* _Your assignment_:
Retype each line below precisely.
====== Available data
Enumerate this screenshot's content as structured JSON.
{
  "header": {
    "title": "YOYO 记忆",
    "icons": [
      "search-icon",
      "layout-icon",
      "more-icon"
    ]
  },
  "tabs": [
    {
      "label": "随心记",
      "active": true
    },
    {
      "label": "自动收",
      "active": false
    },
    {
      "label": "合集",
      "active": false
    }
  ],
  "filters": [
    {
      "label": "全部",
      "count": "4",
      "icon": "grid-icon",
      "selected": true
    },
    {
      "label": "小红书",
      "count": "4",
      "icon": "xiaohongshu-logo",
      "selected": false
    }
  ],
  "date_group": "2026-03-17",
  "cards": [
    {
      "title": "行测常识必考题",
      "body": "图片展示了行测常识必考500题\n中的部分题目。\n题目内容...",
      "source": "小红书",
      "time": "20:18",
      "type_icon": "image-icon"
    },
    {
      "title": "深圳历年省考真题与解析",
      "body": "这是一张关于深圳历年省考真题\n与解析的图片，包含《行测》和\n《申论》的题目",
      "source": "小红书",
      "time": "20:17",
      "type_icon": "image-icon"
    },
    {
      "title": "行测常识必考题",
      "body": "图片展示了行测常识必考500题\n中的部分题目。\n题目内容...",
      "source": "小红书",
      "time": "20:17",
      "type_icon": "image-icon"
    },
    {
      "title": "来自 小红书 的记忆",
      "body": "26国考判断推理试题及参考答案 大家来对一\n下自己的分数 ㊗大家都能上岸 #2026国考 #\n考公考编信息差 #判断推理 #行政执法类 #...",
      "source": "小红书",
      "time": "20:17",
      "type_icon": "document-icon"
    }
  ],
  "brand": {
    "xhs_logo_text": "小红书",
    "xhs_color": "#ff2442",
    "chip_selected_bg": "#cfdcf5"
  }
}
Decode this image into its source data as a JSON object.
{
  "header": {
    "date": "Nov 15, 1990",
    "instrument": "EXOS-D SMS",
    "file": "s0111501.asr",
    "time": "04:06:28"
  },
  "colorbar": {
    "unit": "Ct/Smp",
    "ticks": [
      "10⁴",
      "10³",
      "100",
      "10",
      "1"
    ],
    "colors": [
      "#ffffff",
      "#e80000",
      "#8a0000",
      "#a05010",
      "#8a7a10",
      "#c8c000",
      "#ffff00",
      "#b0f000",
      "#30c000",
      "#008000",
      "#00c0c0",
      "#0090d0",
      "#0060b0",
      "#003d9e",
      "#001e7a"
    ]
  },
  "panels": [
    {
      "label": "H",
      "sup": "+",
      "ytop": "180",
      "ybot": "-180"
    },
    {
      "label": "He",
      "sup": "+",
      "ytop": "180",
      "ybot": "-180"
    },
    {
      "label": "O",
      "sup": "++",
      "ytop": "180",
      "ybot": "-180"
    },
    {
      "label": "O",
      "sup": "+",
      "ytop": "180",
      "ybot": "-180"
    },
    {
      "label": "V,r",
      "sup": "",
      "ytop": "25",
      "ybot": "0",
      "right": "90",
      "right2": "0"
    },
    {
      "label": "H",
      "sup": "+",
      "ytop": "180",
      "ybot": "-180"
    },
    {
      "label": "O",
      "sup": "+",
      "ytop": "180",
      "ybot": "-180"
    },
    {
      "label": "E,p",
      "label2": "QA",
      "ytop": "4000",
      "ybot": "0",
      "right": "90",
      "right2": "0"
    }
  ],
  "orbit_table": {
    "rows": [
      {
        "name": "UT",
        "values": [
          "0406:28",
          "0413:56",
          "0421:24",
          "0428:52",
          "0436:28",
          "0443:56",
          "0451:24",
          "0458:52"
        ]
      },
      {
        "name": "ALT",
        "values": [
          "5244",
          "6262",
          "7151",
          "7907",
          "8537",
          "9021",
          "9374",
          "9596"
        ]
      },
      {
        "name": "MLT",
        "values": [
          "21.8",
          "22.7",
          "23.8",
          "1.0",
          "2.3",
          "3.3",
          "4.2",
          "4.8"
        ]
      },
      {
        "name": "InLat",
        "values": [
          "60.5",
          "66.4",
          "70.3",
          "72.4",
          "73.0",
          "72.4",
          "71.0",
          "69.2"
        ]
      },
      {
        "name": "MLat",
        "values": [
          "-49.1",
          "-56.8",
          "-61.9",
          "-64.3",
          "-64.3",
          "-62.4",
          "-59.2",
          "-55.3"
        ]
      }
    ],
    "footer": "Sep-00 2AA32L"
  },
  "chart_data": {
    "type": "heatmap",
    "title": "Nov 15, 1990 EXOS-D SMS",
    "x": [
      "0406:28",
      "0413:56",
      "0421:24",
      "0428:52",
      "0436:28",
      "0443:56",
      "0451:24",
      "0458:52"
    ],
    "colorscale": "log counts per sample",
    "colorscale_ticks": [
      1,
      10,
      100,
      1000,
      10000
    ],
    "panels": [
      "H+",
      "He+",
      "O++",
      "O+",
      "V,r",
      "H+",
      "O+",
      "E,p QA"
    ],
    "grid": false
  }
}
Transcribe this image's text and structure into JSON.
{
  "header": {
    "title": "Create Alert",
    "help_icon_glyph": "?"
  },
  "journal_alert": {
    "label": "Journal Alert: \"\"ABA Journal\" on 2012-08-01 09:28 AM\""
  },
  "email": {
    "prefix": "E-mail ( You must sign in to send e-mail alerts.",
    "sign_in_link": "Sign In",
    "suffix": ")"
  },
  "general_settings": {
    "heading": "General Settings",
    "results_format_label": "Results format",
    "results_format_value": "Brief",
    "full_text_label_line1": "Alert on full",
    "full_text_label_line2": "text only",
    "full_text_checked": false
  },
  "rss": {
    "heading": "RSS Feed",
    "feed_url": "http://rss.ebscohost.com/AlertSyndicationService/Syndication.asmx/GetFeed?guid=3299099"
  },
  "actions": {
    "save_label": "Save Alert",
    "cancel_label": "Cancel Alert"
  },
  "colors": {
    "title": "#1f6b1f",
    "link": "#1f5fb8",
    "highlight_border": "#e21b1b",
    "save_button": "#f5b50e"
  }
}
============
* _Final answer_:
Enumerate this screenshot's content as structured JSON.
{
  "header": {
    "title": "YOYO 记忆",
    "icons": [
      "search-icon",
      "layout-icon",
      "more-icon"
    ]
  },
  "tabs": [
    {
      "label": "随心记",
      "active": true
    },
    {
      "label": "自动收",
      "active": false
    },
    {
      "label": "合集",
      "active": false
    }
  ],
  "filters": [
    {
      "label": "全部",
      "count": "4",
      "icon": "grid-icon",
      "selected": true
    },
    {
      "label": "小红书",
      "count": "4",
      "icon": "xiaohongshu-logo",
      "selected": false
    }
  ],
  "date_group": "2026-03-17",
  "cards": [
    {
      "title": "行测常识必考题",
      "body": "图片展示了行测常识必考500题\n中的部分题目。\n题目内容...",
      "source": "小红书",
      "time": "20:18",
      "type_icon": "image-icon"
    },
    {
      "title": "深圳历年省考真题与解析",
      "body": "这是一张关于深圳历年省考真题\n与解析的图片，包含《行测》和\n《申论》的题目",
      "source": "小红书",
      "time": "20:17",
      "type_icon": "image-icon"
    },
    {
      "title": "行测常识必考题",
      "body": "图片展示了行测常识必考500题\n中的部分题目。\n题目内容...",
      "source": "小红书",
      "time": "20:17",
      "type_icon": "image-icon"
    },
    {
      "title": "来自 小红书 的记忆",
      "body": "26国考判断推理试题及参考答案 大家来对一\n下自己的分数 ㊗大家都能上岸 #2026国考 #\n考公考编信息差 #判断推理 #行政执法类 #...",
      "source": "小红书",
      "time": "20:17",
      "type_icon": "document-icon"
    }
  ],
  "brand": {
    "xhs_logo_text": "小红书",
    "xhs_color": "#ff2442",
    "chip_selected_bg": "#cfdcf5"
  }
}
Decode this image into its source data as a JSON object.
{
  "header": {
    "date": "Nov 15, 1990",
    "instrument": "EXOS-D SMS",
    "file": "s0111501.asr",
    "time": "04:06:28"
  },
  "colorbar": {
    "unit": "Ct/Smp",
    "ticks": [
      "10⁴",
      "10³",
      "100",
      "10",
      "1"
    ],
    "colors": [
      "#ffffff",
      "#e80000",
      "#8a0000",
      "#a05010",
      "#8a7a10",
      "#c8c000",
      "#ffff00",
      "#b0f000",
      "#30c000",
      "#008000",
      "#00c0c0",
      "#0090d0",
      "#0060b0",
      "#003d9e",
      "#001e7a"
    ]
  },
  "panels": [
    {
      "label": "H",
      "sup": "+",
      "ytop": "180",
      "ybot": "-180"
    },
    {
      "label": "He",
      "sup": "+",
      "ytop": "180",
      "ybot": "-180"
    },
    {
      "label": "O",
      "sup": "++",
      "ytop": "180",
      "ybot": "-180"
    },
    {
      "label": "O",
      "sup": "+",
      "ytop": "180",
      "ybot": "-180"
    },
    {
      "label": "V,r",
      "sup": "",
      "ytop": "25",
      "ybot": "0",
      "right": "90",
      "right2": "0"
    },
    {
      "label": "H",
      "sup": "+",
      "ytop": "180",
      "ybot": "-180"
    },
    {
      "label": "O",
      "sup": "+",
      "ytop": "180",
      "ybot": "-180"
    },
    {
      "label": "E,p",
      "label2": "QA",
      "ytop": "4000",
      "ybot": "0",
      "right": "90",
      "right2": "0"
    }
  ],
  "orbit_table": {
    "rows": [
      {
        "name": "UT",
        "values": [
          "0406:28",
          "0413:56",
          "0421:24",
          "0428:52",
          "0436:28",
          "0443:56",
          "0451:24",
          "0458:52"
        ]
      },
      {
        "name": "ALT",
        "values": [
          "5244",
          "6262",
          "7151",
          "7907",
          "8537",
          "9021",
          "9374",
          "9596"
        ]
      },
      {
        "name": "MLT",
        "values": [
          "21.8",
          "22.7",
          "23.8",
          "1.0",
          "2.3",
          "3.3",
          "4.2",
          "4.8"
        ]
      },
      {
        "name": "InLat",
        "values": [
          "60.5",
          "66.4",
          "70.3",
          "72.4",
          "73.0",
          "72.4",
          "71.0",
          "69.2"
        ]
      },
      {
        "name": "MLat",
        "values": [
          "-49.1",
          "-56.8",
          "-61.9",
          "-64.3",
          "-64.3",
          "-62.4",
          "-59.2",
          "-55.3"
        ]
      }
    ],
    "footer": "Sep-00 2AA32L"
  },
  "chart_data": {
    "type": "heatmap",
    "title": "Nov 15, 1990 EXOS-D SMS",
    "x": [
      "0406:28",
      "0413:56",
      "0421:24",
      "0428:52",
      "0436:28",
      "0443:56",
      "0451:24",
      "0458:52"
    ],
    "colorscale": "log counts per sample",
    "colorscale_ticks": [
      1,
      10,
      100,
      1000,
      10000
    ],
    "panels": [
      "H+",
      "He+",
      "O++",
      "O+",
      "V,r",
      "H+",
      "O+",
      "E,p QA"
    ],
    "grid": false
  }
}
Transcribe this image's text and structure into JSON.
{
  "header": {
    "title": "Create Alert",
    "help_icon_glyph": "?"
  },
  "journal_alert": {
    "label": "Journal Alert: \"\"ABA Journal\" on 2012-08-01 09:28 AM\""
  },
  "email": {
    "prefix": "E-mail ( You must sign in to send e-mail alerts.",
    "sign_in_link": "Sign In",
    "suffix": ")"
  },
  "general_settings": {
    "heading": "General Settings",
    "results_format_label": "Results format",
    "results_format_value": "Brief",
    "full_text_label_line1": "Alert on full",
    "full_text_label_line2": "text only",
    "full_text_checked": false
  },
  "rss": {
    "heading": "RSS Feed",
    "feed_url": "http://rss.ebscohost.com/AlertSyndicationService/Syndication.asmx/GetFeed?guid=3299099"
  },
  "actions": {
    "save_label": "Save Alert",
    "cancel_label": "Cancel Alert"
  },
  "colors": {
    "title": "#1f6b1f",
    "link": "#1f5fb8",
    "highlight_border": "#e21b1b",
    "save_button": "#f5b50e"
  }
}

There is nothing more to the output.